Rep. Allyson Schwartz, D-Pa., wants to take on Pennsylvania's Republican incumbent Gov. Tom Corbett in next year's gubernatorial election, and one of the key parts of her policy platform is open access to pre-kindergarten for all four-year-olds in the state. She is clear that not all schools would be required to offer it, and some of the access could come from existing day-care centers that are separate from the state public school system. She also knows that making any kind of universal pre-K happen is a heavy lift.
The main point, however, is that she thinks the voting public will get behind her on the concept that all families should be able to send their four-year-olds to school. "It pays dividends in dollars and cents later, not spent on remedial work, not spent on children dropping out. It's a smart thing to do. I always believe in looking at what works," Schwartz told me in an interview last week.
The research indicates that the earlier children are made "ready to learn," the easier it is for them to meet important education benchmarks later on. By third grade, kids who aren't on grade level in reading are going to have a tough time catching up. That means school districts are going to have to invest a lot in remedial education for those kids to (hopefully) get them up to speed. It makes sense that Schwartz is talking about nipping that problem in the bud.
Schwartz's proposal isn't unique. It is purposely written in the same mode as President Obama's proposal to expand pre-K to everyone, starting with four-year-olds in families at or below the 200 percent poverty level.

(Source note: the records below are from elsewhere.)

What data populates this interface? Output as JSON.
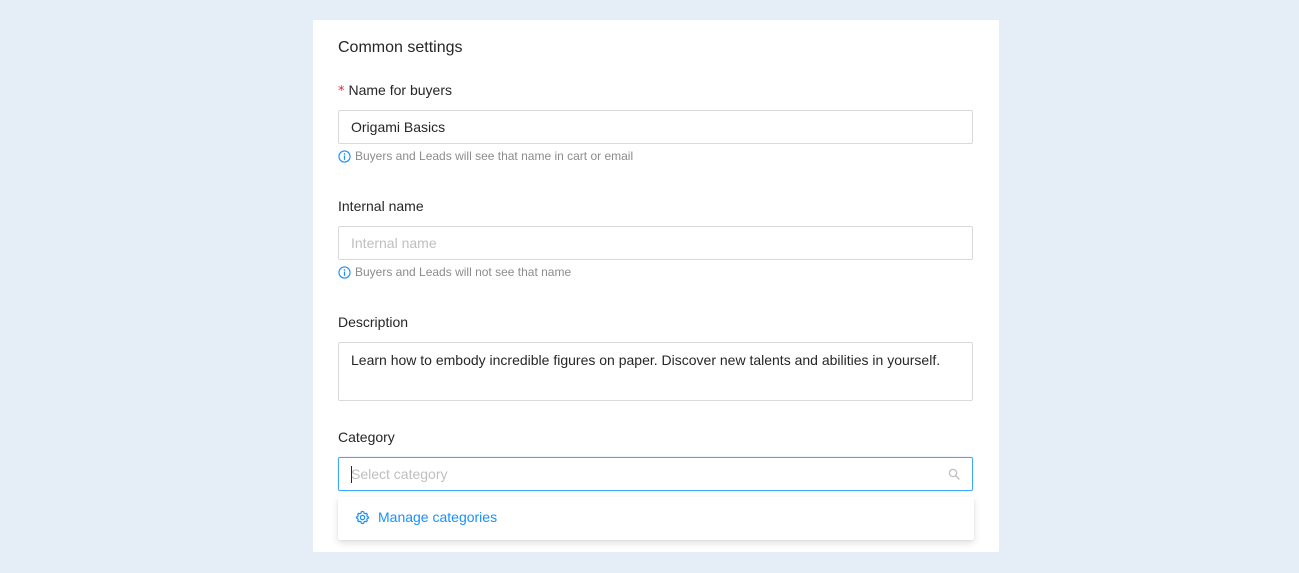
{
  "section": {
    "title": "Common settings"
  },
  "fields": {
    "name_for_buyers": {
      "label": "Name for buyers",
      "required_mark": "*",
      "value": "Origami Basics",
      "hint": "Buyers and Leads will see that name in cart or email"
    },
    "internal_name": {
      "label": "Internal name",
      "value": "",
      "placeholder": "Internal name",
      "hint": "Buyers and Leads will not see that name"
    },
    "description": {
      "label": "Description",
      "value": "Learn how to embody incredible figures on paper. Discover new talents and abilities in yourself."
    },
    "category": {
      "label": "Category",
      "value": "",
      "placeholder": "Select category"
    }
  },
  "dropdown": {
    "items": [
      {
        "label": "Manage categories",
        "icon": "gear-icon"
      }
    ]
  },
  "colors": {
    "background": "#e5edf6",
    "panel": "#ffffff",
    "accent": "#1890ff",
    "required": "#f5222d",
    "hint_text": "#8c8c8c"
  }
}
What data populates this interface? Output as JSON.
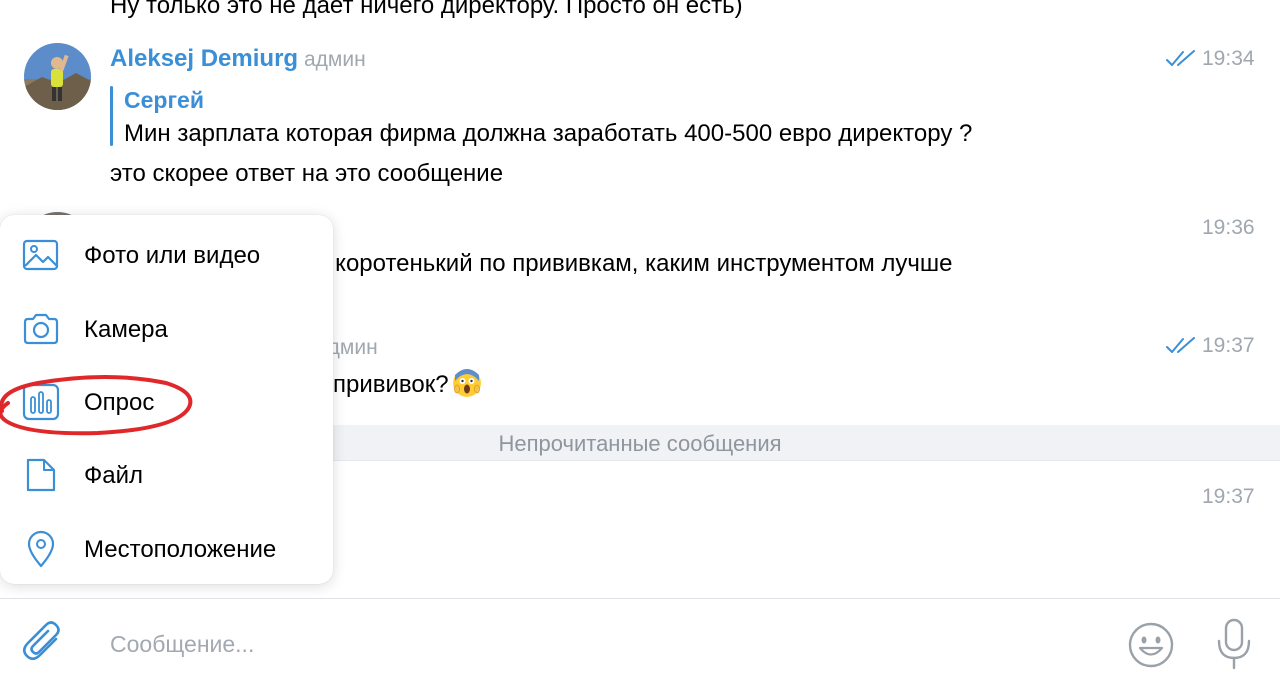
{
  "messages": {
    "top_partial": "Ну только это не дает ничего директору. Просто он есть)",
    "m1": {
      "sender": "Aleksej Demiurg",
      "role": "админ",
      "time": "19:34",
      "reply_name": "Сергей",
      "reply_text": "Мин зарплата которая фирма должна заработать 400-500 евро директору ?",
      "text": "это скорее ответ на это сообщение"
    },
    "m2": {
      "time": "19:36",
      "text": "ь коротенький по прививкам, каким инструментом лучше"
    },
    "m3": {
      "role": "админ",
      "time": "19:37",
      "text": "прививок?"
    },
    "m4": {
      "time": "19:37"
    }
  },
  "unread_label": "Непрочитанные сообщения",
  "attach_menu": {
    "items": [
      {
        "label": "Фото или видео",
        "icon": "photo-icon"
      },
      {
        "label": "Камера",
        "icon": "camera-icon"
      },
      {
        "label": "Опрос",
        "icon": "poll-icon"
      },
      {
        "label": "Файл",
        "icon": "file-icon"
      },
      {
        "label": "Местоположение",
        "icon": "location-icon"
      }
    ]
  },
  "input": {
    "placeholder": "Сообщение...",
    "value": ""
  },
  "colors": {
    "accent": "#3a8fd6",
    "time": "#a0a7af",
    "highlight": "#e0282a"
  }
}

The political twist in the story is that Schwartz is betting that her past experience in education advocacy will win her points with Pennsylvania's families. Education is her strong point, having led the Democrats on the state Legislature's Education Committee for 10 years, and she is making the most of it. Pre-K is an easy topic to seize on, and it's a safe bet that voters will remember it. She has other education campaign promises to make, for sure. She wants to rejigger the funding formulas for the state's schools such that there aren't massive disparities, for example. And she wants to encourage the state colleges to keep their tuition rates from going up.
But the education proposal that has the most staying power is her pre-K proposal. Everyone understands it in an instant. Heck, who doesn't like four-year-olds? The only question now is whether Schwartz's pre-K proposal will set her apart from the other potential Democratic challengers and let her take on Governor Corbett next fall.
Does it help the early education advocacy community when politicians like Schwartz use pre-K as a campaign promise? How does pre-K play as an issue among voters? Among educators? What challenges face a governor who wants all of the states' kids to go to pre-kindergarten? Should universal pre-K take priority over other early education concepts like full-day kindergarten? Can pre-K be separated from school districts such that it doesn't become an added burden?